Caterpillars - Caterpillars EP
Record Label: Unsigned
Release Date: Fall 2008
Amazement is a rarity around here. I could discuss some hyperbolic story about the last time I felt it - 1994 and glue that smelled like Froot Loops was involved - but I won’t. I’m not sure what it is about my wiring that disallows me this simple joy. Actually, to be honest, I blame porn. For your sake I won’t get into the why’s of it. Covering my bases with such stupid words is just a defense mechanism in case this happy sentiment is rushed and completely forced. Is 6 days really enough time to call Caterpillars amazing? Aren’t these pure emotions supposed to be instantaneous; i.e. “you just know”? I reckon Edison knew he had done something awesome immediately, but for some reason I feel like Einstein possessed a lot of self-doubt. Einstein and me, we’re not so different. Oh right, music.
Caterpillars are fantastic, and that’s the most effective way to put it. (No it’s not. - Editor) For such a young band, their polished melodies and light atmospheres sound miraculous. I almost suspect wrongdoing, but I won’t investigate for fear of bursting my own bubble. The five songs on this self-titled EP run the gamut from gorgeous to pulsing to dramatic to dazzling. Caterpillars use synths extremely effectively, so each electronic note adds to the experience rather than detracts from it. “Bury Your Words”, for example, burgeons to impressive depths with slight beeps and tricky drums. It’s full-bodied and intense while still being easy on the ears for those nights you need to relax. In this case relaxation does not imply boredom.
Vocally, the band sits somewhere in between Colonies and The Postal Service, so expect wonders. The singing could have easily been polished to the point of annoyance, but instead there is just a smidge of grime and humanness left in. This insistence on keeping the focus on living and feeling rather than technology and wiring can be directly attributed to producer Ed Rose, who’s about as famous as a producer can be, which is to say not very! (Just kidding, Mr. Rose.)
“I’ve Been Lost” might have landed on my top songs of 2008 list had I not heard it last week. An electronic drumbeat punctuates vocals dripping in echoes and effects. Lyrics like “I have seen this part of the world far too many times / And I’ve been lost for far too long” reek of a desire for bigger and better.

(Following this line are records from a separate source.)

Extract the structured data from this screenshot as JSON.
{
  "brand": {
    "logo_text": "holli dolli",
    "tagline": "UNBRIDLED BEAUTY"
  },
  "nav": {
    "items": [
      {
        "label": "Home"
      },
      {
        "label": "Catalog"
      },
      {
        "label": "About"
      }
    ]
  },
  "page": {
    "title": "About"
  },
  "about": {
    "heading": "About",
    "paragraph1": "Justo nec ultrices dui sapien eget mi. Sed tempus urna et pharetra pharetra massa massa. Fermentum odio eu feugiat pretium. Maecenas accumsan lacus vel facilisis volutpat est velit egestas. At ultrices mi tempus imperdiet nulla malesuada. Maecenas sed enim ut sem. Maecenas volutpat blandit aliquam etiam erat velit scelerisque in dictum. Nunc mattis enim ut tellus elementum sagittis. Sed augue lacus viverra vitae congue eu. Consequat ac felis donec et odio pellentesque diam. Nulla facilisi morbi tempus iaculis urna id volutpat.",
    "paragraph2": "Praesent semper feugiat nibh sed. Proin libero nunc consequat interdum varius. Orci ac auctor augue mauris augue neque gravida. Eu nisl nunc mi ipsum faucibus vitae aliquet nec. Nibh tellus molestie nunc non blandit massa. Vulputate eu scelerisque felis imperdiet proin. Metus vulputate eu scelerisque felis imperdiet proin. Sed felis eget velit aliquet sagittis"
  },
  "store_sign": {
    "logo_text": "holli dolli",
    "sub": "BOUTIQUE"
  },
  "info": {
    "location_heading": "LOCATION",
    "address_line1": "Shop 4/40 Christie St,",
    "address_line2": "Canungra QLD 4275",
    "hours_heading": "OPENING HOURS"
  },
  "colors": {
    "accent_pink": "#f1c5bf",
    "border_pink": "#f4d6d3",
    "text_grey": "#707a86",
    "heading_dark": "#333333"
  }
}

This is a band feening for respect, grasping for fame and hoping to make a dream come true. The best part is that Caterpillars can actually reach its goals.
No wait, maybe “A Place To Call My Own” would make the list. Its eruption into rugged guitar riffing and bigger-than-Yao drums is one of those moments you hope never ends. And it’s all in direct opposition to the rather breezy vocals. Everything you could want out of a song is here, and by that I mean the strategy and subsequent construction behind these songs is so thoughtfully crafted that you’ll wonder why anyone would write songs that don’t sound like this. Amazing.
Recommended If You Like: Colonies, Brightwood, towns with people names, The Postal Service, people with...town names?
Hah yeah. I was hoping someone would review this EP on AP.
I usually click on anything you post. Because it's always a great read.
Not to be the kiss-ass, but I agree as well. Very solid review, thanks for posting about these guys. They have a great atmospheric sound, I have to add them to my already-massive list of CD's I have to buy with Christmas cash.